Task data>
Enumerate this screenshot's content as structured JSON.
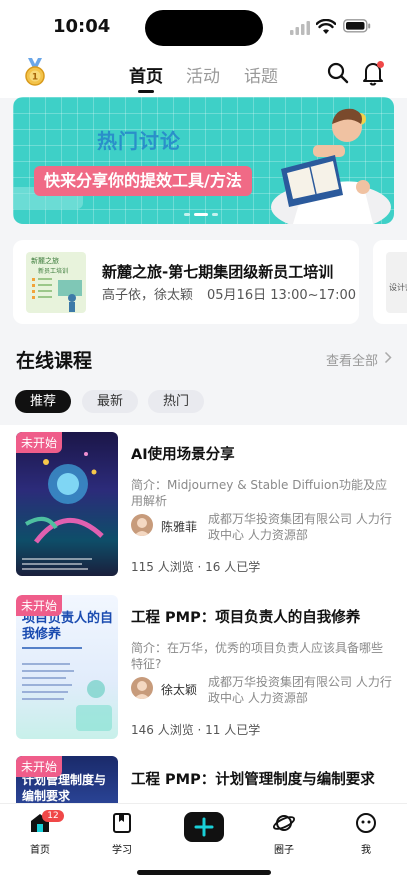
{
  "status": {
    "time": "10:04"
  },
  "header": {
    "tabs": [
      "首页",
      "活动",
      "话题"
    ],
    "active_tab": 0
  },
  "banner": {
    "title": "热门讨论",
    "subtitle": "快来分享你的提效工具/方法"
  },
  "event": {
    "title": "新麓之旅-第七期集团级新员工培训",
    "people": "高子依，徐太颖",
    "time": "05月16日 13:00~17:00",
    "thumb_lines": [
      "新麓之旅",
      "新员工培训"
    ],
    "next_thumb_text": "设计师"
  },
  "online": {
    "title": "在线课程",
    "see_all": "查看全部"
  },
  "filters": [
    "推荐",
    "最新",
    "热门"
  ],
  "courses": [
    {
      "tag": "未开始",
      "title": "AI使用场景分享",
      "desc": "简介：Midjourney & Stable Diffuion功能及应用解析",
      "teacher": "陈雅菲",
      "org": "成都万华投资集团有限公司 人力行政中心 人力资源部",
      "stats": "115 人浏览 · 16 人已学"
    },
    {
      "tag": "未开始",
      "title": "工程 PMP：项目负责人的自我修养",
      "desc": "简介：在万华，优秀的项目负责人应该具备哪些特征?",
      "teacher": "徐太颖",
      "org": "成都万华投资集团有限公司 人力行政中心 人力资源部",
      "stats": "146 人浏览 · 11 人已学",
      "thumb_title": "项目负责人的自我修养"
    },
    {
      "tag": "未开始",
      "title": "工程 PMP：计划管理制度与编制要求",
      "thumb_title": "计划管理制度与编制要求"
    }
  ],
  "tabbar": {
    "items": [
      "首页",
      "学习",
      "",
      "圈子",
      "我"
    ],
    "badge": "12"
  },
  "colors": {
    "tag_pink": "#ef5d8a",
    "banner_teal": "#3ed0c7",
    "accent_cyan": "#19d0d8"
  }
}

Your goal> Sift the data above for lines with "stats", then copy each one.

The completed task>
      "stats": "115 人浏览 · 16 人已学"
      "stats": "146 人浏览 · 11 人已学",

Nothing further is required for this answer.